The United States Agency for International Development, USAID, has stepped up efforts to assist in modernising education in Pakistan by expanding its US$75 million teacher education project across all of the country’s provinces.

The USAID Teacher Education Project, which started in 2011, has built partnerships with Pakistan’s Higher Education Commission (HEC), 15 universities and 75 colleges. More than 2,600 students are enrolled in new education degree programmes developed and funded by USAID.

“We have now expanded the project to all territories in the country and it has started bearing results, with the first cohort of the students getting their degrees and starting teaching careers,” Fazal Rabbi, USAID’s education specialist in Pakistan, told University World News.

USAID had announced offering 1,900 scholarships under its five-year teacher training programme, of which more than 1,000 scholarships have been awarded to academically talented but financially needy Pakistani students.

The USAID Teacher Education Project, one of several USAID higher education support initiatives in Pakistan, is a practical step to implement recommendations that emerged from a 2006 study of the state of teacher education, jointly funded by USAID and UNESCO.

The study, “Situation Analysis of Teacher Education in Pakistan”, found several weaknesses in the teacher training system and recommended institutional and policy-level changes, including robust pre- and in-service teacher training, and development of up-to-date curricula.

“A review of the history of educational planning in Pakistan depicts that establishing targets, lamenting the failure to achieve the same, and setting new targets with unqualified optimism has been a continuing trend by the government of Pakistan,” the study found.

Mahmood Butt, chief of party for the USAID project, told University World News: “Teaching is the backbone of the entire education system and we are working to realise targets that the Pakistani government has set to raise standards of the profession and of teaching.”

Butt was referring to the document, National Professional Standards for Teachers in Pakistan, which the Ministry of Education developed with support from USAID and UNESCO in February 2009.

USAID first started a pre-service teacher training programme in 2008, but it did not make visible progress as Pakistan’s government ended an agreement with the Academy for Educational Development, the then implementing partner for USAID.

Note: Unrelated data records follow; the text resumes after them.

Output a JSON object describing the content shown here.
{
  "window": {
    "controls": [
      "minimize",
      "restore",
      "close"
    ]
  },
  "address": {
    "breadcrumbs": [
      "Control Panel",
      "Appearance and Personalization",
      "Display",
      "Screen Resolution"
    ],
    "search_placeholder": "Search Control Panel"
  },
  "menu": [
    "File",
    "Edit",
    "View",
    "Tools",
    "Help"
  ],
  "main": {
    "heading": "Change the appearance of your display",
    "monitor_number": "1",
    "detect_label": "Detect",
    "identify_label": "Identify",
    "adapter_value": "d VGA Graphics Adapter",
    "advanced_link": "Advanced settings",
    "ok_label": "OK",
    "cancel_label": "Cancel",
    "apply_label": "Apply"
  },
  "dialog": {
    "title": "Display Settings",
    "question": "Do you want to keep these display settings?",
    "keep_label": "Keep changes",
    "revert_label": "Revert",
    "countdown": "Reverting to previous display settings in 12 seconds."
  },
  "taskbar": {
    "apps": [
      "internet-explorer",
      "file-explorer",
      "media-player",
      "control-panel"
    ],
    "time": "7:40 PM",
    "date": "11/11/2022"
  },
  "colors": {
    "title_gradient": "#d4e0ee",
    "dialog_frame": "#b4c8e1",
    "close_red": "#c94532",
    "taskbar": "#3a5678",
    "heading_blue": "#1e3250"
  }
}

The project was resuscitated in 2011 with the new implementing partner being the Education Development Center, a Boston-based non-profit organisation.

Working in partnership with Pakistan’s HEC, the teachers’ college of Columbia University, provincial departments of education and teacher training institutes across the country, the project launched two education degree programmes that were developed by USAID and approved by the HEC.

Under the same project, USAID is carrying out construction and rehabilitation of education faculty buildings at several universities in Pakistan.

Javaid Laghari, chair of the HEC, told University World News: “Higher education support from USAID for strengthening teachers’ education will directly benefit secondary and primary-level education in the country.

“We hope for a good change, when today’s students become tomorrow’s teachers.”